RBA Newsflash: May 2022

Cash Rate makes first climb since 2010

Updated May 3rd 2022

Frank Schiraldi

RBA increases the cash rate for the first time since November 2010, as inflation surges to 20 year high

The Reserve Bank of Australia has inched up the cash rate from its historic low level of 0.1%, up by 25 basis points to 0.35%.

The move has come two years earlier than the Reserve Bank of Australia (RBA) in its forecasts last year, as inflation has accelerated, surging to 5.1% for the year to March, while underlying inflation hit 3.7%.

It is also the first movement for the cash rate since November 2020, when the RBA slashed it from 0.25% and began broad quantitative easing. The last time the rate increased was more than a decade ago, in November 2010.

Previously, the central bank had indicated that it would not raise until annual inflation was “sustainably” within its target range of 2 to 3%, which would have required annual wages growth to rise above 3%.

The RBA’s internal indicators of wages growth have also picked up, so incoming wages data from the Australian Bureau of Statistics (ABS) due on 18 May is expected to follow the trend.

By moving today, rather than waiting for further data in June, the RBA is signalling that it will intervene to curb stronger than expected inflationary pressures, despite the ongoing federal election campaign.

While the RBA seeks to remain independent from politics, failing to adjust policy may have been viewed as a greater political intervention.

This increase will be the first of a series through 2022 and that the movements will weigh on house price growth, that has already slowed in anticipation of higher borrowing costs. 
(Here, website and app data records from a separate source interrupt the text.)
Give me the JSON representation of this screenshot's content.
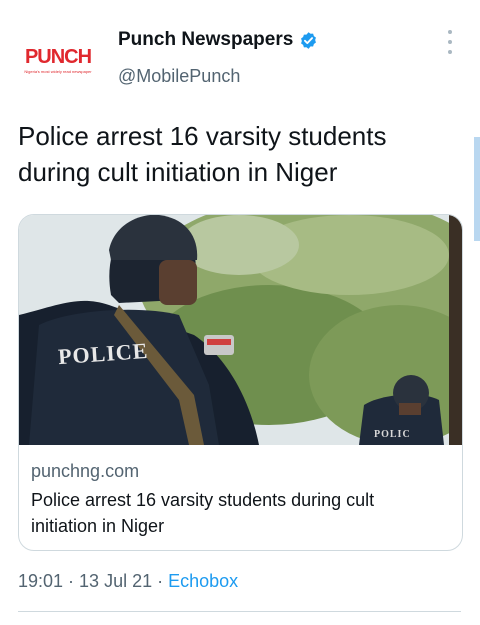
{
  "account": {
    "logo_text": "PUNCH",
    "logo_tagline": "Nigeria's most widely read newspaper",
    "display_name": "Punch Newspapers",
    "handle": "@MobilePunch"
  },
  "tweet": {
    "text": "Police arrest 16 varsity students during cult initiation in Niger"
  },
  "card": {
    "image_text_1": "POLICE",
    "image_text_2": "POLIC",
    "domain": "punchng.com",
    "title": "Police arrest 16 varsity students during cult initiation in Niger"
  },
  "meta": {
    "time": "19:01",
    "sep1": " · ",
    "date": "13 Jul 21",
    "sep2": " · ",
    "source": "Echobox"
  },
  "colors": {
    "brand_red": "#e0282e",
    "verified_blue": "#1d9bf0",
    "secondary_text": "#536471"
  }
}
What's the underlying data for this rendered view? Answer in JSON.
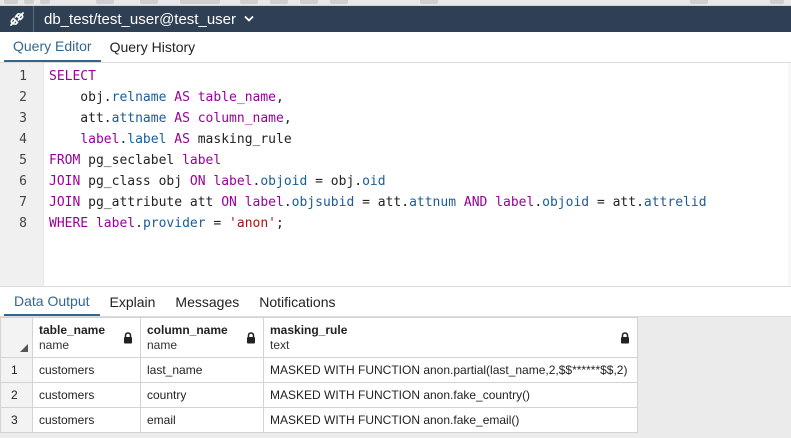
{
  "connection": {
    "title": "db_test/test_user@test_user"
  },
  "editor_tabs": [
    "Query Editor",
    "Query History"
  ],
  "editor": {
    "line_numbers": [
      "1",
      "2",
      "3",
      "4",
      "5",
      "6",
      "7",
      "8"
    ],
    "lines": [
      [
        {
          "t": "SELECT",
          "c": "kw"
        }
      ],
      [
        {
          "t": "    obj."
        },
        {
          "t": "relname",
          "c": "prop"
        },
        {
          "t": " "
        },
        {
          "t": "AS",
          "c": "kw"
        },
        {
          "t": " "
        },
        {
          "t": "table_name",
          "c": "kw"
        },
        {
          "t": ","
        }
      ],
      [
        {
          "t": "    att."
        },
        {
          "t": "attname",
          "c": "prop"
        },
        {
          "t": " "
        },
        {
          "t": "AS",
          "c": "kw"
        },
        {
          "t": " "
        },
        {
          "t": "column_name",
          "c": "kw"
        },
        {
          "t": ","
        }
      ],
      [
        {
          "t": "    "
        },
        {
          "t": "label",
          "c": "kw"
        },
        {
          "t": "."
        },
        {
          "t": "label",
          "c": "prop"
        },
        {
          "t": " "
        },
        {
          "t": "AS",
          "c": "kw"
        },
        {
          "t": " masking_rule"
        }
      ],
      [
        {
          "t": "FROM",
          "c": "kw"
        },
        {
          "t": " pg_seclabel "
        },
        {
          "t": "label",
          "c": "kw"
        }
      ],
      [
        {
          "t": "JOIN",
          "c": "kw"
        },
        {
          "t": " pg_class obj "
        },
        {
          "t": "ON",
          "c": "kw"
        },
        {
          "t": " "
        },
        {
          "t": "label",
          "c": "kw"
        },
        {
          "t": "."
        },
        {
          "t": "objoid",
          "c": "prop"
        },
        {
          "t": " = obj."
        },
        {
          "t": "oid",
          "c": "prop"
        }
      ],
      [
        {
          "t": "JOIN",
          "c": "kw"
        },
        {
          "t": " pg_attribute att "
        },
        {
          "t": "ON",
          "c": "kw"
        },
        {
          "t": " "
        },
        {
          "t": "label",
          "c": "kw"
        },
        {
          "t": "."
        },
        {
          "t": "objsubid",
          "c": "prop"
        },
        {
          "t": " = att."
        },
        {
          "t": "attnum",
          "c": "prop"
        },
        {
          "t": " "
        },
        {
          "t": "AND",
          "c": "kw"
        },
        {
          "t": " "
        },
        {
          "t": "label",
          "c": "kw"
        },
        {
          "t": "."
        },
        {
          "t": "objoid",
          "c": "prop"
        },
        {
          "t": " = att."
        },
        {
          "t": "attrelid",
          "c": "prop"
        }
      ],
      [
        {
          "t": "WHERE",
          "c": "kw"
        },
        {
          "t": " "
        },
        {
          "t": "label",
          "c": "kw"
        },
        {
          "t": "."
        },
        {
          "t": "provider",
          "c": "prop"
        },
        {
          "t": " = "
        },
        {
          "t": "'anon'",
          "c": "str"
        },
        {
          "t": ";"
        }
      ]
    ]
  },
  "output_tabs": [
    "Data Output",
    "Explain",
    "Messages",
    "Notifications"
  ],
  "grid": {
    "columns": [
      {
        "name": "table_name",
        "type": "name"
      },
      {
        "name": "column_name",
        "type": "name"
      },
      {
        "name": "masking_rule",
        "type": "text"
      }
    ],
    "rows": [
      {
        "num": "1",
        "cells": [
          "customers",
          "last_name",
          "MASKED WITH FUNCTION anon.partial(last_name,2,$$******$$,2)"
        ]
      },
      {
        "num": "2",
        "cells": [
          "customers",
          "country",
          "MASKED WITH FUNCTION anon.fake_country()"
        ]
      },
      {
        "num": "3",
        "cells": [
          "customers",
          "email",
          "MASKED WITH FUNCTION anon.fake_email()"
        ]
      }
    ]
  },
  "colors": {
    "header_bg": "#2f3f54",
    "accent": "#326690",
    "keyword": "#990099",
    "property": "#1a5c99",
    "string": "#aa1111"
  },
  "icons": {
    "connection": "plug-icon",
    "dropdown": "chevron-down-icon",
    "lock": "lock-icon",
    "select_all": "triangle-corner-icon"
  }
}
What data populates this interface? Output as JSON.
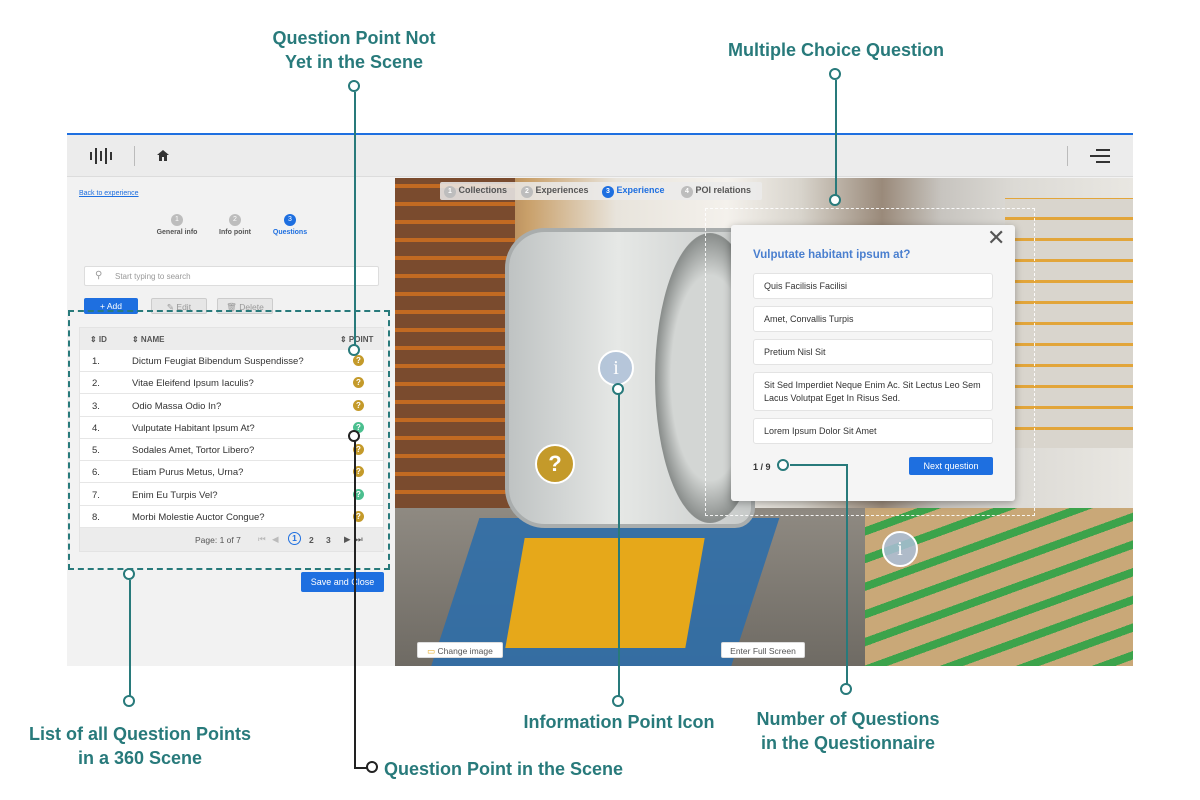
{
  "callouts": {
    "not_in_scene_1": "Question Point Not",
    "not_in_scene_2": "Yet in the Scene",
    "mcq": "Multiple Choice Question",
    "list_1": "List of all Question Points",
    "list_2": "in a 360 Scene",
    "in_scene": "Question Point in the Scene",
    "info_icon": "Information Point Icon",
    "num_q_1": "Number of Questions",
    "num_q_2": "in the Questionnaire"
  },
  "topbar": {
    "logo_icon": "waveform-logo-icon",
    "home_icon": "home-icon",
    "menu_icon": "hamburger-menu-icon"
  },
  "left": {
    "back_link": "Back to experience",
    "steps": [
      {
        "num": "1",
        "label": "General info"
      },
      {
        "num": "2",
        "label": "Info point"
      },
      {
        "num": "3",
        "label": "Questions"
      }
    ],
    "search_placeholder": "Start typing to search",
    "add_label": "+ Add",
    "edit_label": "✎ Edit",
    "delete_label": "🗑 Delete",
    "table": {
      "headers": {
        "id": "⇕ ID",
        "name": "⇕ NAME",
        "point": "⇕ POINT"
      },
      "rows": [
        {
          "id": "1.",
          "name": "Dictum Feugiat Bibendum Suspendisse?",
          "color": "#c49a2a"
        },
        {
          "id": "2.",
          "name": "Vitae Eleifend Ipsum Iaculis?",
          "color": "#c49a2a"
        },
        {
          "id": "3.",
          "name": "Odio Massa Odio In?",
          "color": "#c49a2a"
        },
        {
          "id": "4.",
          "name": "Vulputate Habitant Ipsum At?",
          "color": "#4bbf8f"
        },
        {
          "id": "5.",
          "name": "Sodales Amet, Tortor Libero?",
          "color": "#c49a2a"
        },
        {
          "id": "6.",
          "name": "Etiam Purus Metus, Urna?",
          "color": "#c49a2a"
        },
        {
          "id": "7.",
          "name": "Enim Eu Turpis Vel?",
          "color": "#4bbf8f"
        },
        {
          "id": "8.",
          "name": "Morbi Molestie Auctor Congue?",
          "color": "#c49a2a"
        }
      ],
      "page_label": "Page: 1 of 7",
      "pages": [
        "1",
        "2",
        "3"
      ]
    },
    "save_label": "Save and Close"
  },
  "scene": {
    "steps": [
      {
        "num": "1",
        "label": "Collections"
      },
      {
        "num": "2",
        "label": "Experiences"
      },
      {
        "num": "3",
        "label": "Experience"
      },
      {
        "num": "4",
        "label": "POI relations"
      }
    ],
    "change_image": "Change image",
    "fullscreen": "Enter Full Screen"
  },
  "question": {
    "title": "Vulputate habitant ipsum at?",
    "answers": [
      "Quis Facilisis Facilisi",
      "Amet, Convallis Turpis",
      "Pretium Nisl Sit",
      "Sit Sed Imperdiet Neque Enim Ac. Sit Lectus Leo Sem Lacus Volutpat Eget In Risus Sed.",
      "Lorem Ipsum Dolor Sit Amet"
    ],
    "counter": "1 / 9",
    "next_label": "Next question",
    "close_icon": "close-icon"
  },
  "colors": {
    "accent": "#1e6fe0",
    "callout": "#287a7b",
    "gold": "#c49a2a",
    "green": "#4bbf8f"
  }
}
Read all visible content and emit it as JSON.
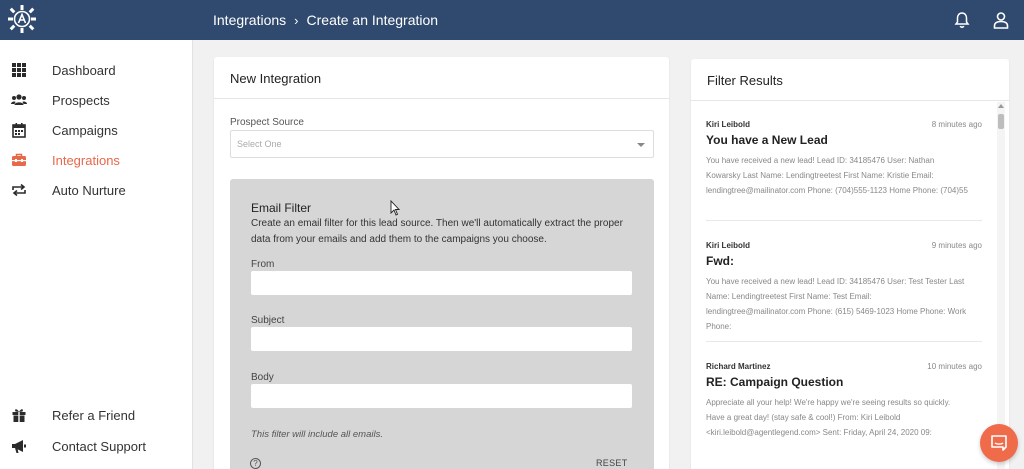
{
  "header": {
    "breadcrumb_root": "Integrations",
    "breadcrumb_sep": "›",
    "breadcrumb_current": "Create an Integration"
  },
  "sidebar": {
    "items": [
      {
        "label": "Dashboard",
        "icon": "grid-icon"
      },
      {
        "label": "Prospects",
        "icon": "people-icon"
      },
      {
        "label": "Campaigns",
        "icon": "calendar-icon"
      },
      {
        "label": "Integrations",
        "icon": "toolbox-icon",
        "active": true
      },
      {
        "label": "Auto Nurture",
        "icon": "repeat-icon"
      }
    ],
    "bottom": [
      {
        "label": "Refer a Friend",
        "icon": "gift-icon"
      },
      {
        "label": "Contact Support",
        "icon": "megaphone-icon"
      }
    ]
  },
  "integration": {
    "title": "New Integration",
    "prospect_source_label": "Prospect Source",
    "prospect_source_placeholder": "Select One",
    "email_filter": {
      "title": "Email Filter",
      "description": "Create an email filter for this lead source. Then we'll automatically extract the proper data from your emails and add them to the campaigns you choose.",
      "from_label": "From",
      "subject_label": "Subject",
      "body_label": "Body",
      "note": "This filter will include all emails.",
      "help": "?",
      "reset_label": "RESET"
    }
  },
  "filter_results": {
    "title": "Filter Results",
    "messages": [
      {
        "sender": "Kiri Leibold",
        "time": "8 minutes ago",
        "subject": "You have a New Lead",
        "body": "You have received a new lead! Lead ID: 34185476 User: Nathan Kowarsky Last Name: Lendingtreetest First Name: Kristie Email: lendingtree@mailinator.com Phone: (704)555-1123 Home Phone: (704)55"
      },
      {
        "sender": "Kiri Leibold",
        "time": "9 minutes ago",
        "subject": "Fwd:",
        "body": "You have received a new lead! Lead ID: 34185476 User: Test Tester Last Name: Lendingtreetest First Name: Test Email: lendingtree@mailinator.com Phone: (615) 5469-1023 Home Phone: Work Phone:"
      },
      {
        "sender": "Richard Martinez",
        "time": "10 minutes ago",
        "subject": "RE: Campaign Question",
        "body": "Appreciate all your help! We're happy we're seeing results so quickly. Have a great day! (stay safe & cool!) From: Kiri Leibold <kiri.leibold@agentlegend.com> Sent: Friday, April 24, 2020 09:"
      }
    ]
  },
  "colors": {
    "topbar": "#2f4a6e",
    "accent": "#e8684a",
    "chat": "#ef6b4a"
  }
}
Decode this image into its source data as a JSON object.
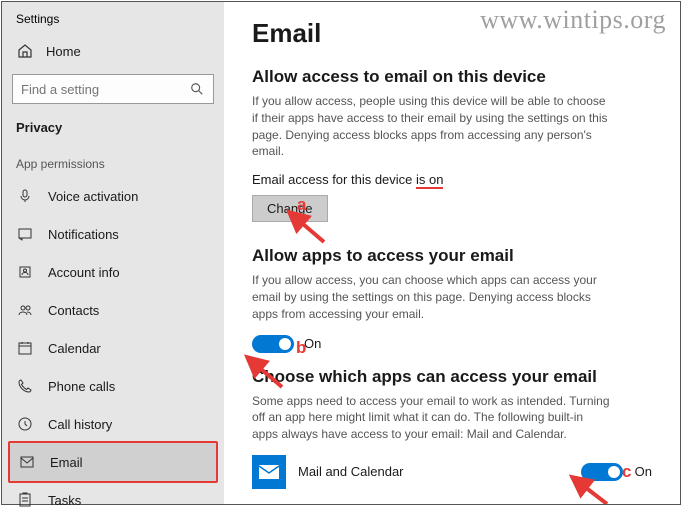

It is predicted the cash rate will continue to rise between 2 to 3% over the next 12 to 18 months.

40% of all outstanding mortgages are currently on fixed rates, with a sizeable portion due to expire later in the year.

Many will have to start considering their refinance options sooner rather than later.